“The power of love is a curious thing…” – Huey Lewis
Not that I need to tell you this, but Huey nailed it.
In the case of me and C.D. it not only led me to call her, a lot, talking about absolutely nothing. It also led me to “miss” my bus home from school and walk all the way down to where she lived and stand outside in the cold and snow until she saw me “walking by” and called out to me to come in. In short, it kept me faithfully devoted to someone who clearly had no interest in me being faithful or devoted. Looking back I think she thought of me as a good friend who was slightly disturbed and unusually attentive. Or weird.
Sadly this wasn’t an isolated incident in my junior high / high school experience.
A few years after I was released from C.D.s orbit I was infatuated with another girl, another good friend. She had a, uh, a way about her. In this case it was a little easier for me to keep my distance because she had a boyfriend and her picture was next to the word “fidelity” in the dictionary. Plus he was older, bigger and could kick my butt. But the proof of my infatuation and the awesome power of love was the day I let her talk me into buying, and therefore having to wear since she liked it, a pink shirt. Try being in the “Fine Arts Club” at school, wearing a pink shirt and not being tortured. Ah, love.
C.D. finally took a drastic step that completely changed our relationship. She moved hundreds of miles away to Chicago, Illinois. Well, she didn’t do it on her own, her dad took a job there and she moved with him, her sister and their mom. Sometimes I wondered what I would’ve done if it had been my dad who got the job transfer. Would I have found a way to stay put, move in with a friend and do the next 3 years of High School away from my family but near C.D.? Probably not. I say that with some conviction only because I didn’t follow her to Chi-town and take up residence in the crawl space or attic of her house.
We did keep in touch though. Not many phone calls but the odd letter now and then. Well, mine were odd, her letters were normal but friendly and full of details of her new life in the windy city.
Over the next couple of years there were other targets for my affection, a couple requited, some left unexpressed, a few more of the unrequited variety. But through them all I maintained connections with C.D. She’d occasionally mention a guy but, to her credit, never made a big deal about guys she liked or dating. The truth was that the most infatuating thing about her to me was that she laughed at my attempts to be funny. That never changed and over time I talked to her about everything and by the time I made it to grade 12 she was one of my best friends in the world. She was someone I shared history and secrets with, someone with whom I could be completely myself with and from whom I felt total acceptance.

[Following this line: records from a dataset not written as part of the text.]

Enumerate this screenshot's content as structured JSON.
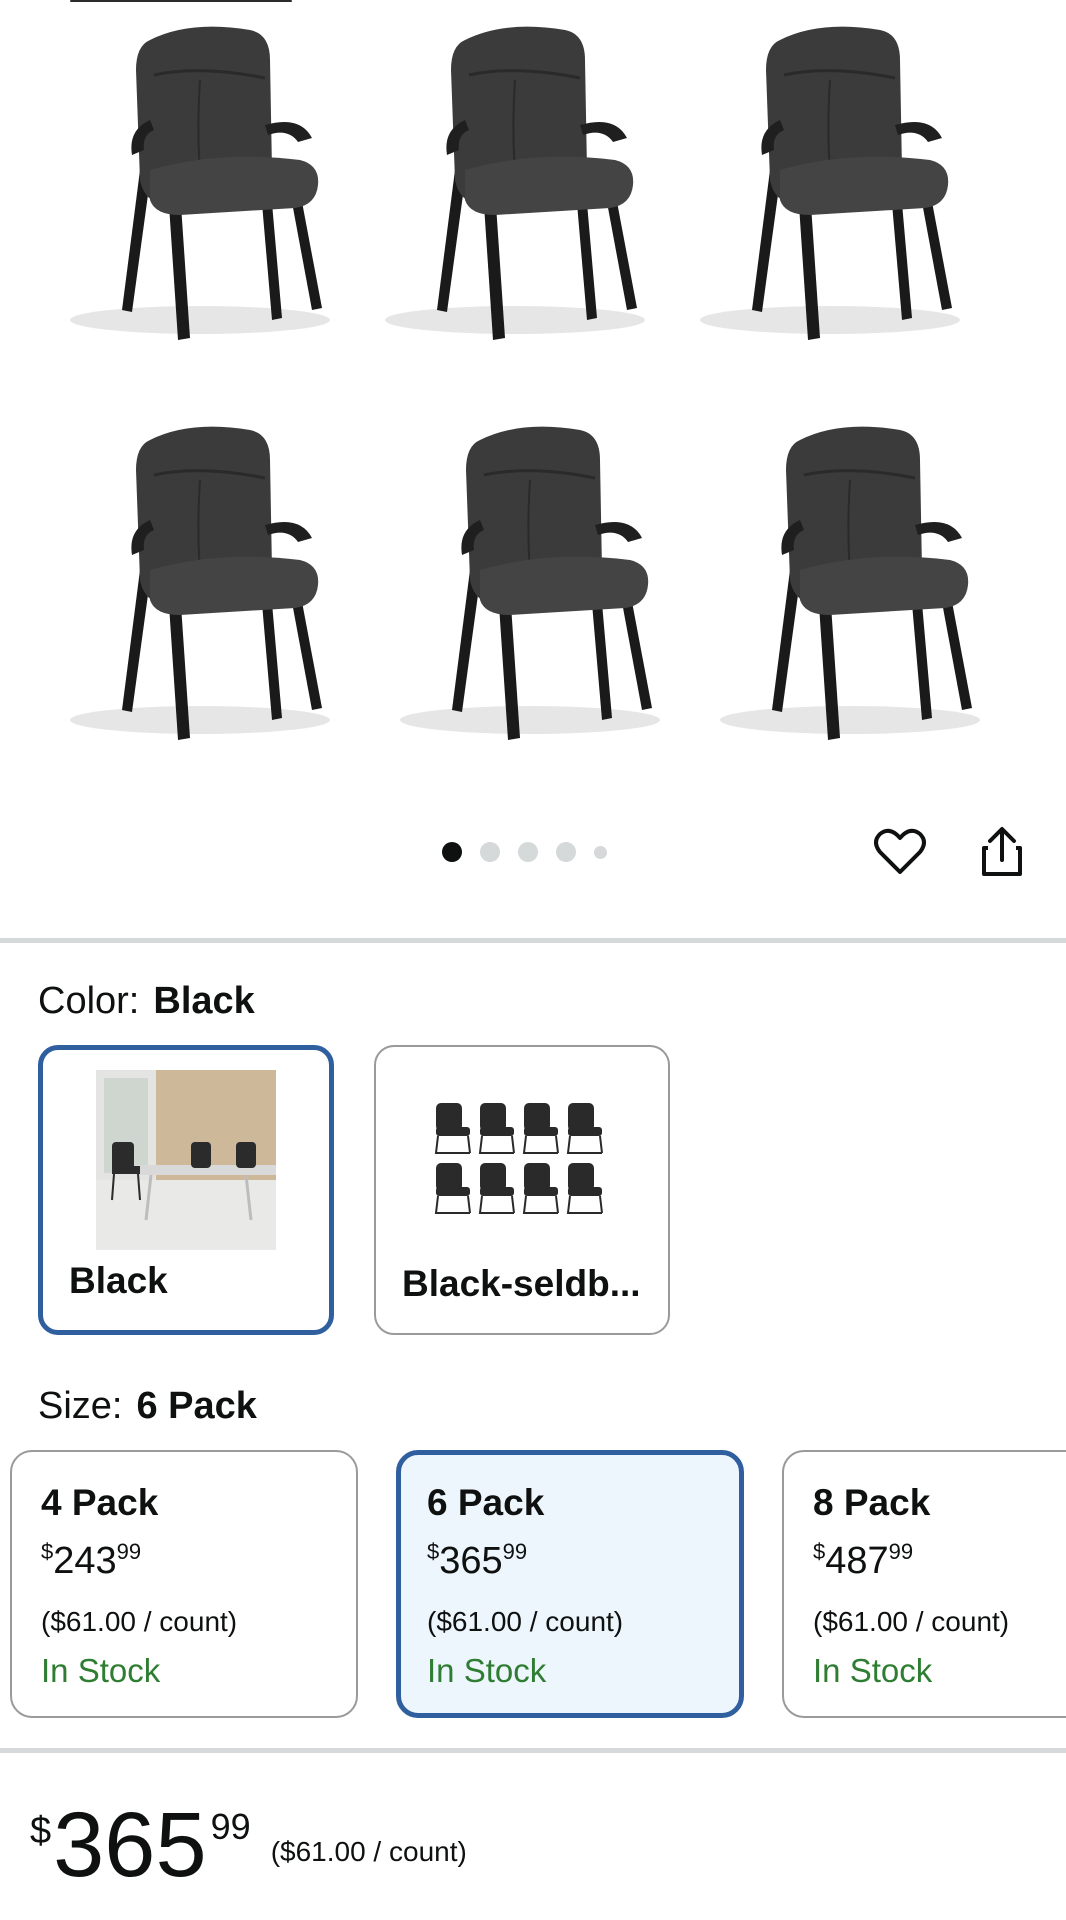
{
  "gallery": {
    "image_count": 6,
    "pagination": {
      "total": 5,
      "active_index": 0
    },
    "actions": {
      "favorite_icon": "heart-icon",
      "share_icon": "share-icon"
    }
  },
  "color": {
    "label": "Color:",
    "selected": "Black",
    "options": [
      {
        "label": "Black",
        "selected": true
      },
      {
        "label": "Black-seldb...",
        "selected": false
      }
    ]
  },
  "size": {
    "label": "Size:",
    "selected": "6 Pack",
    "options": [
      {
        "name": "4 Pack",
        "currency": "$",
        "whole": "243",
        "fraction": "99",
        "unit_price": "($61.00 / count)",
        "stock": "In Stock",
        "selected": false
      },
      {
        "name": "6 Pack",
        "currency": "$",
        "whole": "365",
        "fraction": "99",
        "unit_price": "($61.00 / count)",
        "stock": "In Stock",
        "selected": true
      },
      {
        "name": "8 Pack",
        "currency": "$",
        "whole": "487",
        "fraction": "99",
        "unit_price": "($61.00 / count)",
        "stock": "In Stock",
        "selected": false
      }
    ]
  },
  "price": {
    "currency": "$",
    "whole": "365",
    "fraction": "99",
    "unit_price": "($61.00 / count)"
  },
  "colors": {
    "selected_border": "#2f5f9f",
    "selected_fill": "#edf6fd",
    "in_stock": "#2f7d32",
    "divider": "#d5d9d9"
  }
}
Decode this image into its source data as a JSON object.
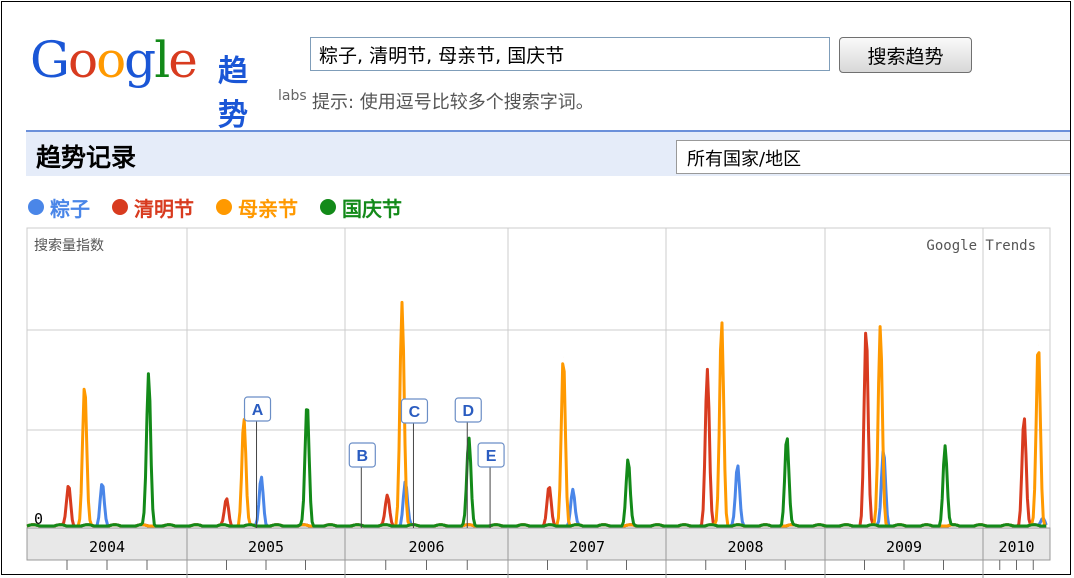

Distance, in this case, had made the heart grow fonder, but the unrequited love had turned into a requited friendship and the whole boyfriend/girlfriend thing seemed like a crazy idea to me.
And then I went to visit her in Chicago.
…to be continued…